According to the Exit Planning Institute, 76 percent of business owners who sold their businesses profoundly regretted selling within a year. I contend that this is because they agreed to a Shark Tank deal which devalued their company. I think most feel they didn’t get the value out of the company they spent years, decades, or maybe a lifetime building. The solution is to have such a great sales engine that the buyer is begging you to take the offer. Small business owners need to build a sales engine that is so strong that multiple offers are coming in to buy the company. For a while in the US after COVID-19, selling a home commanded over-asking-price offers all over the nation. This seller’s market is the environment you need to create for your company if you want to exit the company in the next 3-5 years.

I help company owners realize the maximum value of their company by improving their revenue generation capability. ​​I help owners enhance their sales management, methodologies, processes, teams, and messaging to accomplish this. Reach out to me so that I can help you maximize your company’s value the way I helped my former client.

Header image by Paul Loh
Determining Your Company’s Sales Objectives Each Year

Determining Your Company’s Sales Objectives Each Year

As a company owner, one of the most important aspects of running a successful business is setting and achieving sales objectives. But how do you determine what those objectives should be? Here’s a step-by-step guide to help you set realistic and achievable sales goals for your business.

Sales objectives are goals a company sets for its sales team to achieve over a certain period. These objectives can be anything from increasing revenue by a certain percentage to selling a certain number of products or services. Sales objectives should be set annually, but they can also be set for shorter periods such as quarters or months.

Let’s talk about the basic steps first.

  1. Define your overall goal.
  2. Break down your overall goal into smaller, more manageable goals.
  3. Create a timeline for each goal.
  4. Assign responsibility for each goal to a specific team member or department.
  5. Measure progress and revise objectives as needed.
  6. Celebrate accomplishments and learn from failures.
  7. Define your overall goal.

Sales goals are essential for any company regardless of size. They give you a target to aim for and help to motivate your sales team. Without a goal, getting complacent and falling into bad habits is easy.

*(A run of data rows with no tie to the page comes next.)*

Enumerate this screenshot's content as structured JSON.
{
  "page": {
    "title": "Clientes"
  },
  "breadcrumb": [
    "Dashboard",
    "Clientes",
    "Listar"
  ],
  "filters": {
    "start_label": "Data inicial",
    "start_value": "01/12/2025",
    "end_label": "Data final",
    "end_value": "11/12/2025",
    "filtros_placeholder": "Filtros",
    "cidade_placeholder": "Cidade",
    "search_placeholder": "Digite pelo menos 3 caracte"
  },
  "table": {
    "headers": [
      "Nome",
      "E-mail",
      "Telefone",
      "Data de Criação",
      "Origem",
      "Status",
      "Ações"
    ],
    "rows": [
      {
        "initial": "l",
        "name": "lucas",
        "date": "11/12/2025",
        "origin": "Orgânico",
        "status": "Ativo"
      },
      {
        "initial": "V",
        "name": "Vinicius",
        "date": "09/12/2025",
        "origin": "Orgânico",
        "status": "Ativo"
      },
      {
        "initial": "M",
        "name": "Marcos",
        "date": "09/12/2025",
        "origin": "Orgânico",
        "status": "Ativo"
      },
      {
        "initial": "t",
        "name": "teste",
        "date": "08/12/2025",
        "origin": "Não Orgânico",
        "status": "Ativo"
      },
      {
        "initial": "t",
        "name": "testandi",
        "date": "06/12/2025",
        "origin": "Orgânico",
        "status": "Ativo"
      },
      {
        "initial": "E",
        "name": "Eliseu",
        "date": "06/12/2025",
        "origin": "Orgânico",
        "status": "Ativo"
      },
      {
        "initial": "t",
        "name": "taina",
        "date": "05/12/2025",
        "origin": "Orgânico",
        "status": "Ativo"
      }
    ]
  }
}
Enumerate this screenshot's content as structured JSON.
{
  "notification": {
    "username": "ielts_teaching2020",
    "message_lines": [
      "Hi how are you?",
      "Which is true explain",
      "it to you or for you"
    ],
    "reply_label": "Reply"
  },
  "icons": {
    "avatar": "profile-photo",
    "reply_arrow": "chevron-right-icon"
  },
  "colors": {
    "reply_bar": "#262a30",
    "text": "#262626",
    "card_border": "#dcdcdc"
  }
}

It’s essential to clearly understand your company’s sales process before setting a goal. You need to know your closing rate, average deal size, and how many leads you need to generate to hit your target. Once you have this information, you can start to play around with different numbers to see what’s realistic.

(more…)
CEO Workshop: Drive Revenue During A Crisis

CEO Workshop: Drive Revenue During A Crisis

The global pandemic has caused crisis after crisis to hit US companies. These crises include:

  • global supply chain problems affecting worldwide shipping
  • increased prices due to the shortage of components or subassemblies
  • labor shortages

To assist our clients, Sean O’Shaughnessey and Kevin Lawson teamed up to create the following webinar. The webinar originally aired on January 13, 2022.

The following is a transcript of the webinar video above. It has been sparsely edited to increase its readability, but many of the idioms and poor spoken grammar have been left in place. The transcription was automatically generated by Sonix.ai and, as capable as that product is, there are times when words are missed or sentence structure was incorrectly interpreted. We have tried to catch all of these software misses, but we are confident that some still remain. The below text is provided for those that would rather read than watch a video.

(more…)